[Material for this exercise — start]

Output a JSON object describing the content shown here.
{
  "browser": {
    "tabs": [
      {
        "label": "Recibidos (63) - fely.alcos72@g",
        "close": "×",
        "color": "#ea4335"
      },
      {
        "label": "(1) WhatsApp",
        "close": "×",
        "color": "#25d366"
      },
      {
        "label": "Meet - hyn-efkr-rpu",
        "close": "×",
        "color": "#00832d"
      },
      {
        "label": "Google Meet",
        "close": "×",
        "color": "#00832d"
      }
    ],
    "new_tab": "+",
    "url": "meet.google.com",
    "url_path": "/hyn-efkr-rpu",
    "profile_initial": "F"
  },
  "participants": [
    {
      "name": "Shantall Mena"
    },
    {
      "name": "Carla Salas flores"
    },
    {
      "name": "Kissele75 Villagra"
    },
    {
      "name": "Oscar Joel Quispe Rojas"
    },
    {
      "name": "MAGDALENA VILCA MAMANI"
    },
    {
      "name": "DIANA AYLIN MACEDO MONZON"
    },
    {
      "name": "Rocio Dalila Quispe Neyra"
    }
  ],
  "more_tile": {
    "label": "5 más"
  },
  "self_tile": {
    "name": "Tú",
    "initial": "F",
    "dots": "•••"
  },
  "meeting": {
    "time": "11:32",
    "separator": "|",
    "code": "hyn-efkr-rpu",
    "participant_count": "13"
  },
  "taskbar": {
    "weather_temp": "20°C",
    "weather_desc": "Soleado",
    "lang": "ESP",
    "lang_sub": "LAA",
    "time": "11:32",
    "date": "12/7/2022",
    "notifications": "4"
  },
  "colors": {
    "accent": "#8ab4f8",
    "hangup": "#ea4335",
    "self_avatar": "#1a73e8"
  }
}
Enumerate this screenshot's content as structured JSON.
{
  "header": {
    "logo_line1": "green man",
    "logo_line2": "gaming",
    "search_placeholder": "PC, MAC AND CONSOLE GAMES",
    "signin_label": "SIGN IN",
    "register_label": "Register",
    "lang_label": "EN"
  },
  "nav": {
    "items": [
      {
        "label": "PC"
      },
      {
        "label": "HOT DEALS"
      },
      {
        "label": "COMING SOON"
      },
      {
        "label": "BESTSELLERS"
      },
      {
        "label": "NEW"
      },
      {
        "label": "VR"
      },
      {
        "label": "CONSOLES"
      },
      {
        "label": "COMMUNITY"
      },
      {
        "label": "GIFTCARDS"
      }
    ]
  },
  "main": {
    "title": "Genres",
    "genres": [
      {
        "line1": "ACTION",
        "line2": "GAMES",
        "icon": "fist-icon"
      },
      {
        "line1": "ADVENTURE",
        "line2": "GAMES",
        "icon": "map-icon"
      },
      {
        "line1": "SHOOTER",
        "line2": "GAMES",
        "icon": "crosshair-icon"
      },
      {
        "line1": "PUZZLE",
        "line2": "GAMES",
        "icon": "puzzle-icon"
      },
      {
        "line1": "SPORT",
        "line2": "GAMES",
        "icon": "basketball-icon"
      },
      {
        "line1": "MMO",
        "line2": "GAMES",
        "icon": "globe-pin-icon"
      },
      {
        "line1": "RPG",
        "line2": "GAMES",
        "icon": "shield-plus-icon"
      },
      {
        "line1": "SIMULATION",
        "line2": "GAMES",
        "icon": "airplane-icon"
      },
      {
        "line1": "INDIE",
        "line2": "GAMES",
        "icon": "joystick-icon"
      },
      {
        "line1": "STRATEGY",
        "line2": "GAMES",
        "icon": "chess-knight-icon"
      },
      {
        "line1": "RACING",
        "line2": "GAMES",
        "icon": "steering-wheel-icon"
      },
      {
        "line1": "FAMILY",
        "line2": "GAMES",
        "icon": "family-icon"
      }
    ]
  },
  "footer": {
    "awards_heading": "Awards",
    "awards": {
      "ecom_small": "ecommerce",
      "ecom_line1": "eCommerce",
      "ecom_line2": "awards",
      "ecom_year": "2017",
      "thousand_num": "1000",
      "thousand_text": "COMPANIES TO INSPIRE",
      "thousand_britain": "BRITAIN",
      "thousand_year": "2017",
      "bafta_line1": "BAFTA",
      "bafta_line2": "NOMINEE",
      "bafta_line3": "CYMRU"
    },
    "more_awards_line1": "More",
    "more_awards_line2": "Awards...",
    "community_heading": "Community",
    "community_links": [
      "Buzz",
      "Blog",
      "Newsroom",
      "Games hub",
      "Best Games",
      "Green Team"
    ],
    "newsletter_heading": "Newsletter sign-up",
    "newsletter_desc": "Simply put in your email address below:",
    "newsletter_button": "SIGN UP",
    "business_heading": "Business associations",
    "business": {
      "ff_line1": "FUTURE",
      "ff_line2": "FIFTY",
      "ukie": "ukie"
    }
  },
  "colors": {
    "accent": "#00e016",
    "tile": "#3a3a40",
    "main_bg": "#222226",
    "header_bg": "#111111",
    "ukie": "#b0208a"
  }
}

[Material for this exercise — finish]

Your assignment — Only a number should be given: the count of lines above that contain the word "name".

Written response — 8